Bring on the Monarchs.
Common milkweed. How we’ve felt about this plant is right there in the name, isn’t it? A common weed. But, like other milkweeds, it has an uncommon ability to support one of our most showy butterflies, the monarch. It’s sap, mildly poisonous to humans and many species of animals and birds, is tolerated by the monarch who absorbs the poison as a caterpillar munching on the plant’s leaves and becomes, itself, poisonous. What a super power!
Here in Cottage Grove, you’ll find common milkweed all over in the sun. It grows happily in the GDS school prairie patches, McCarthy Park, in undeveloped lots along the roadside, and in my garden. Like an increasing number of gardeners, I allow it to grow wherever it arrives in the garden to make space for the monarchs. It doesn’t always choose the best spots. A tall plant (3′ tall), it seems to often choose to grow at the very front of the garden bed, where it towers over the other border plants. It likes the small raingarden at the end of my driveway. It loves the veggie garden beds. Where it does not seem to come up is in the back of the garden beds where it would fit right in to the design. A common weed it may be, but it likes to grow where it can get uncommon attention.
Common milkweed’s range covers most of the eastern part of the U.S., except the southernmost states, and the prairie states. It is common in Wisconsin.
Per Peterson’s Field Guides: Wildflowers Northeaster/North-central North America:
“A stout, downy plant. The domed, often somewhat drooping flower clusters are mostly in the leaf axils and vary in subtle shades of dustry rose, lavender, and dull brownish purple. The pointed gray-green seedpods can be told from those of our other milkweeds by their warty aspect. 3-5 ft. Roadsides, dry soil, fields. S. Canada south. June-Aug.
Monarch caterpillars, milkweed tiger moth caterpillars, and milkweed bugs can all eat the sap of the milkweed without becoming poisoned themselves, but few other insects or animals can.
Bees, other butterflies and flies can all safely use the flower’s nectar.
Yes, some milkweeds are mildly toxic to humans, but Common Milkweed does not appear to be. Per Samuel Thayer’s The Forager’s Harvest, milkweed is not bitter and is generally described as tasty by attendees of this foraging workshops. He attributes the pervasive information that milkweed must be boiled with three changes of water to writings by Euell Gibbon’s and may have been a case of mistaken identity, since there is a type of dogbane and a blunt-leaved milkweed that look similar.
Per Thayer, harvest shoots in late spring when the maples are just getting their summer leaves. Boil until tender, about 20 minutes. No change of water is necessary. Likewise, imature flower buds and seed pods which are 2/3rds grown can be harvested, cooked and eaten. Watch out for baby monarch caterpillars on the flower buds!

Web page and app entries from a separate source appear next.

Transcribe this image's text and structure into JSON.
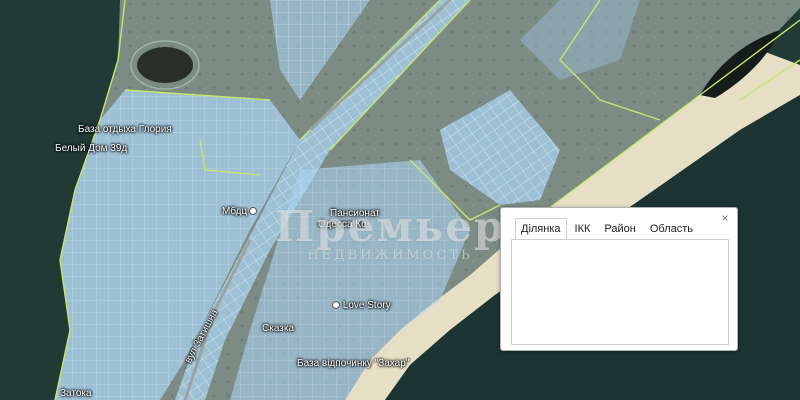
{
  "map": {
    "labels": [
      {
        "id": "baza-otdyha",
        "text": "База отдыха Глория"
      },
      {
        "id": "belyi-dom",
        "text": "Белый Дом 39д"
      },
      {
        "id": "mbdu",
        "text": "Мбдц"
      },
      {
        "id": "pansionat",
        "text": "Пансионат"
      },
      {
        "id": "pansionat-sub",
        "text": "Одесса Ко"
      },
      {
        "id": "love-story",
        "text": "Love Story"
      },
      {
        "id": "skazka",
        "text": "Сказка"
      },
      {
        "id": "baza-vidpochynku",
        "text": "База відпочинку \"Захар\""
      },
      {
        "id": "vul",
        "text": "вул Затишна"
      },
      {
        "id": "zatoka",
        "text": "Затока"
      }
    ]
  },
  "watermark": {
    "main": "Премьер",
    "sub": "НЕДВИЖИМОСТЬ"
  },
  "info_window": {
    "close": "×",
    "tabs": [
      "Ділянка",
      "ІКК",
      "Район",
      "Область"
    ],
    "active_tab": "Ділянка"
  },
  "colors": {
    "water": "#1f3734",
    "land": "#7a8c84",
    "cadastre_overlay": "#a9d3f2",
    "road_boundary": "#c8e86a",
    "beach": "#e8e1c8"
  }
}
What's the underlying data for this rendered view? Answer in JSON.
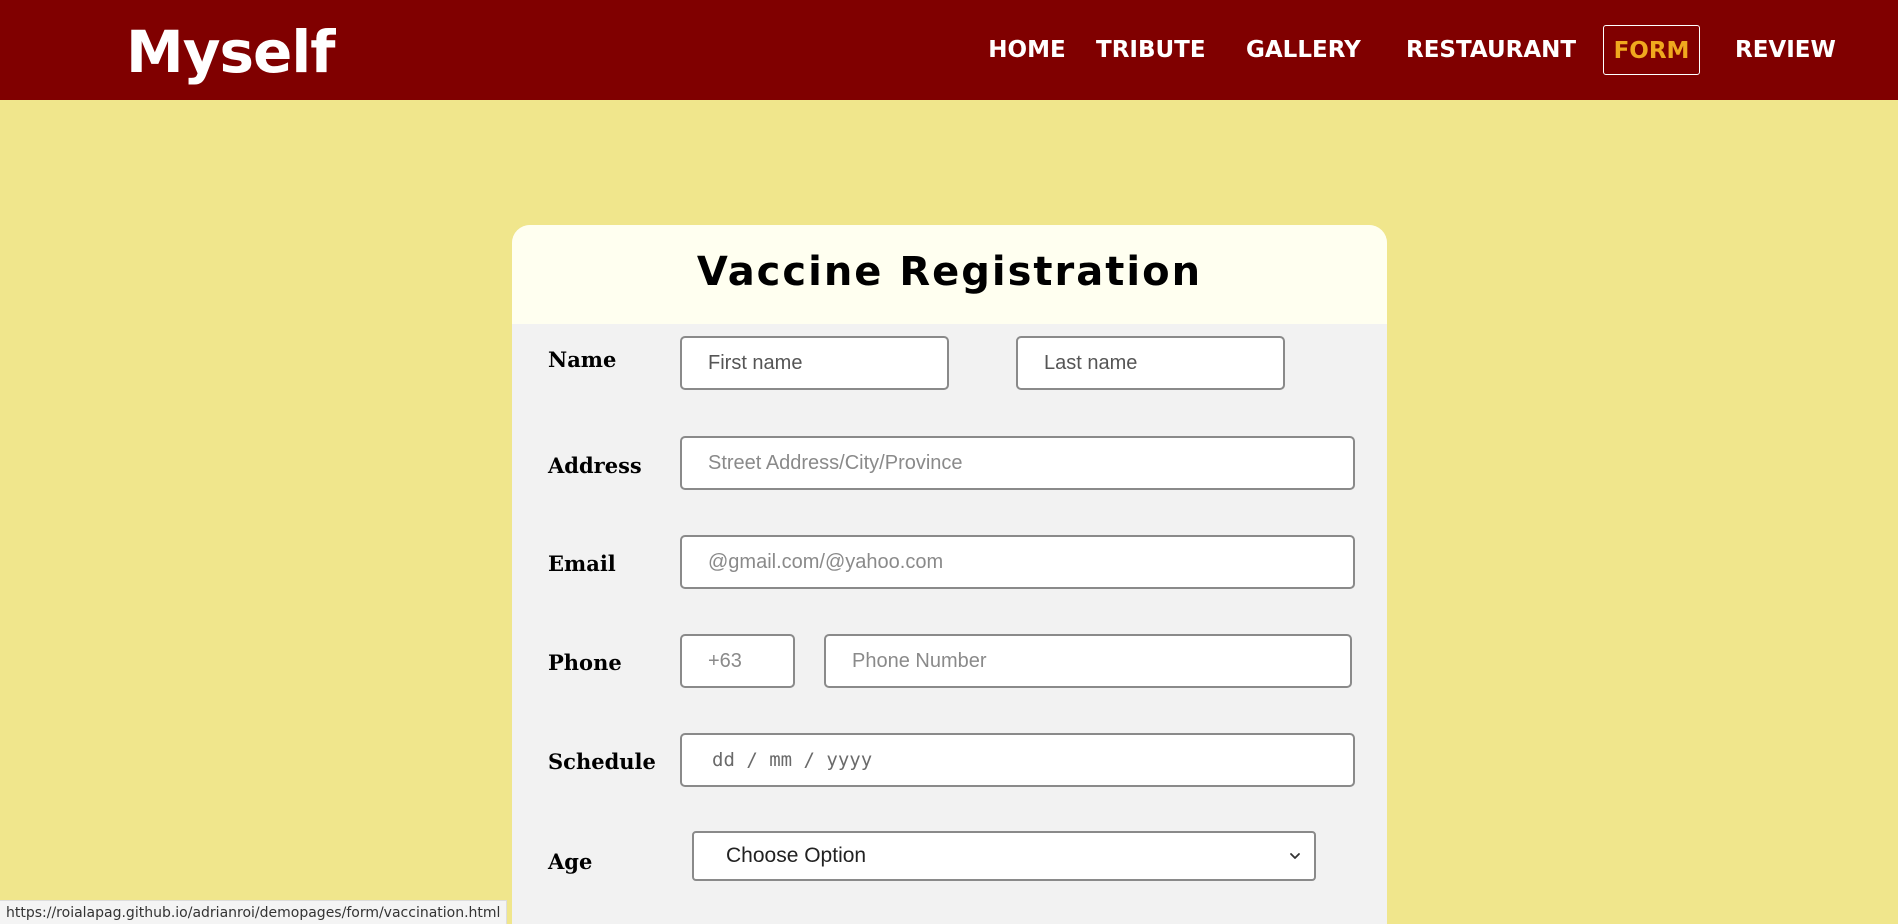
{
  "header": {
    "logo": "Myself",
    "nav": [
      {
        "label": "HOME",
        "active": false
      },
      {
        "label": "TRIBUTE",
        "active": false
      },
      {
        "label": "GALLERY",
        "active": false
      },
      {
        "label": "RESTAURANT",
        "active": false
      },
      {
        "label": "FORM",
        "active": true
      },
      {
        "label": "REVIEW",
        "active": false
      }
    ]
  },
  "form": {
    "title": "Vaccine Registration",
    "name_label": "Name",
    "first_name_placeholder": "First name",
    "last_name_placeholder": "Last name",
    "address_label": "Address",
    "address_placeholder": "Street Address/City/Province",
    "email_label": "Email",
    "email_placeholder": "@gmail.com/@yahoo.com",
    "phone_label": "Phone",
    "phone_code_placeholder": "+63",
    "phone_number_placeholder": "Phone Number",
    "schedule_label": "Schedule",
    "schedule_placeholder": "dd / mm / yyyy",
    "age_label": "Age",
    "age_selected": "Choose Option"
  },
  "status_bar": {
    "url": "https://roialapag.github.io/adrianroi/demopages/form/vaccination.html"
  },
  "colors": {
    "header_bg": "#800000",
    "page_bg": "#f0e68c",
    "active_nav": "#f0a81e"
  }
}
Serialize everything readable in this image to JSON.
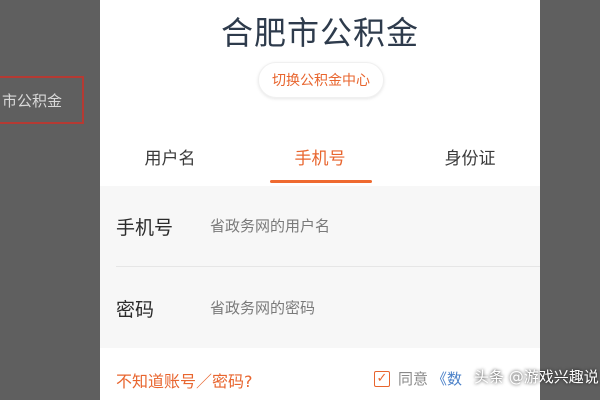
{
  "background": {
    "box_text": "市公积金"
  },
  "sheet": {
    "title": "合肥市公积金",
    "switch_center_label": "切换公积金中心",
    "tabs": [
      {
        "label": "用户名",
        "active": false
      },
      {
        "label": "手机号",
        "active": true
      },
      {
        "label": "身份证",
        "active": false
      }
    ],
    "fields": {
      "phone_label": "手机号",
      "phone_value": "",
      "phone_placeholder": "省政务网的用户名",
      "password_label": "密码",
      "password_value": "",
      "password_placeholder": "省政务网的密码"
    },
    "forgot_label": "不知道账号／密码?",
    "agree": {
      "checked": true,
      "label": "同意",
      "link_text": "《数"
    }
  },
  "watermark": {
    "text": "头条 @游戏兴趣说"
  },
  "colors": {
    "accent": "#e8652e",
    "title": "#2e3b4c",
    "overlay": "#5f5f5f",
    "link": "#4a80c8"
  }
}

Milkweed sap can be used to treat warts.
Milkweed roots and shoots can be used to treat diarrhea.
The fluff from milkweed pods can be used as stuffing.
Pods were used as Christmas tree decorations in the past.
Pods can also be used in fairy gardens.
Stems are hollow and make good tubes for solitary bee houses.
Per the Rodale Herb Book, milkweed can be used to make dye colors ranging from ice-green to orange.
No references found yet.
Diseases and Threats
Milkweed’s biggest threat is the lost of wild spaces, like hedgerows and prairies, where they grow and thrive.
Coming this summer…